■ Provided data ■

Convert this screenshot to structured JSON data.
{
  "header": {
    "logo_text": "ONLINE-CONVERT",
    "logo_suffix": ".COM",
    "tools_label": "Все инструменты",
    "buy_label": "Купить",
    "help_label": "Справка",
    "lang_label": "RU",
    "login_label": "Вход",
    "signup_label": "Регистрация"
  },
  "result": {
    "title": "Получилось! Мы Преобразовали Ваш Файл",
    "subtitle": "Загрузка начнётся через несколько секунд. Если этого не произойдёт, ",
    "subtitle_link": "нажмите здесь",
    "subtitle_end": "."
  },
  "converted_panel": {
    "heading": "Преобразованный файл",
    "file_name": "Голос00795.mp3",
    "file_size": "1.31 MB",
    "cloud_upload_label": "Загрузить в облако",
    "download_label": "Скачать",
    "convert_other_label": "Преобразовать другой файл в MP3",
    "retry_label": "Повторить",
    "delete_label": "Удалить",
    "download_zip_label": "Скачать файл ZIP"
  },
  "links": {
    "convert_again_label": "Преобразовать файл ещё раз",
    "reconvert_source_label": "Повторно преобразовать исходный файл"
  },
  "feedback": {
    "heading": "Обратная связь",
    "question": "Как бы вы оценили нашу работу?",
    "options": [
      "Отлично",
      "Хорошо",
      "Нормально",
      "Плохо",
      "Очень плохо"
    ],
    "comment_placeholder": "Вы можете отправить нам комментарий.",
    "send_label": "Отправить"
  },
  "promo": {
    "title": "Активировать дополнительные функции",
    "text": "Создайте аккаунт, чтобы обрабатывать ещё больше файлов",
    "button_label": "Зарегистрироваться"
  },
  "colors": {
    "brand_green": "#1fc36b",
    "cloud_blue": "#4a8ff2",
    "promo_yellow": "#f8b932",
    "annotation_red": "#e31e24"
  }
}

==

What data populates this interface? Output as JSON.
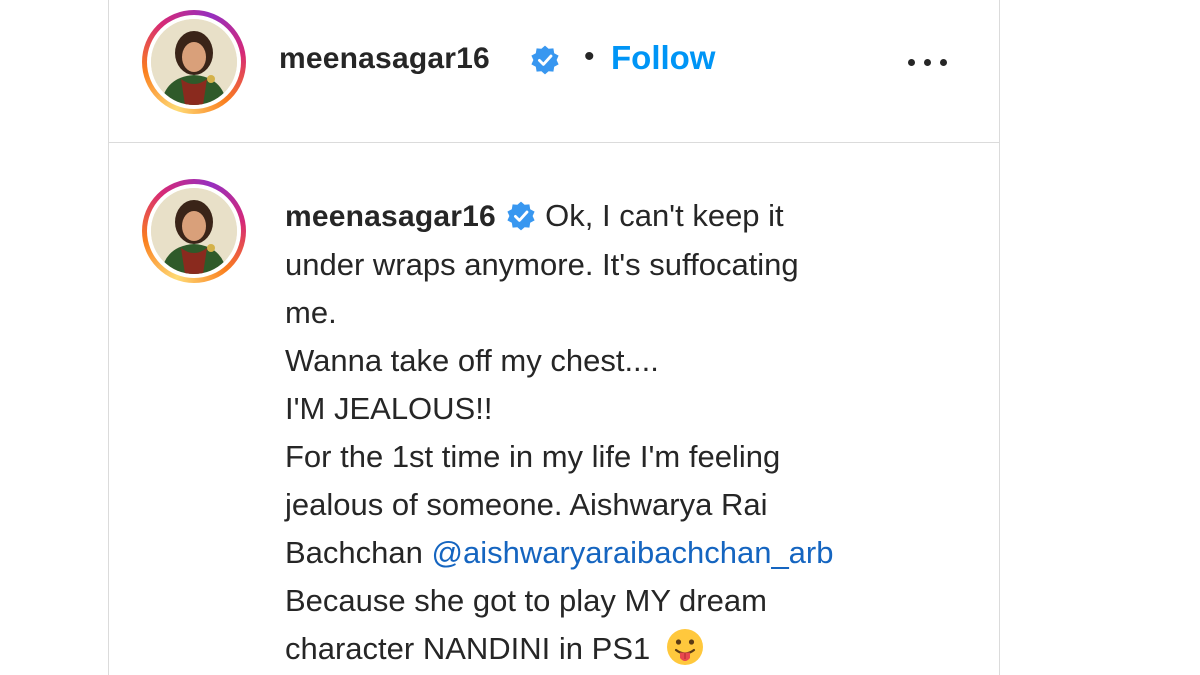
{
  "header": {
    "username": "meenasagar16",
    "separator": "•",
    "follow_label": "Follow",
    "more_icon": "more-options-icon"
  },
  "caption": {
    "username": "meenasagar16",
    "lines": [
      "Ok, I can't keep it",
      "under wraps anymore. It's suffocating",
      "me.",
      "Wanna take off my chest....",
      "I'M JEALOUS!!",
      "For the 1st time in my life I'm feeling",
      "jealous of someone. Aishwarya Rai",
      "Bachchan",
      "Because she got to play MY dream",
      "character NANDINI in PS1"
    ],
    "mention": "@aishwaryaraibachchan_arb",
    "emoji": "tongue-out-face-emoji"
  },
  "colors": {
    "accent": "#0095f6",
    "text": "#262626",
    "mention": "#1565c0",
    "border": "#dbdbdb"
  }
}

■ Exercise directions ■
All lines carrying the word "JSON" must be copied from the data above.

■ Your solution ■
Convert this screenshot to structured JSON data.
What data populates this interface? Output as JSON.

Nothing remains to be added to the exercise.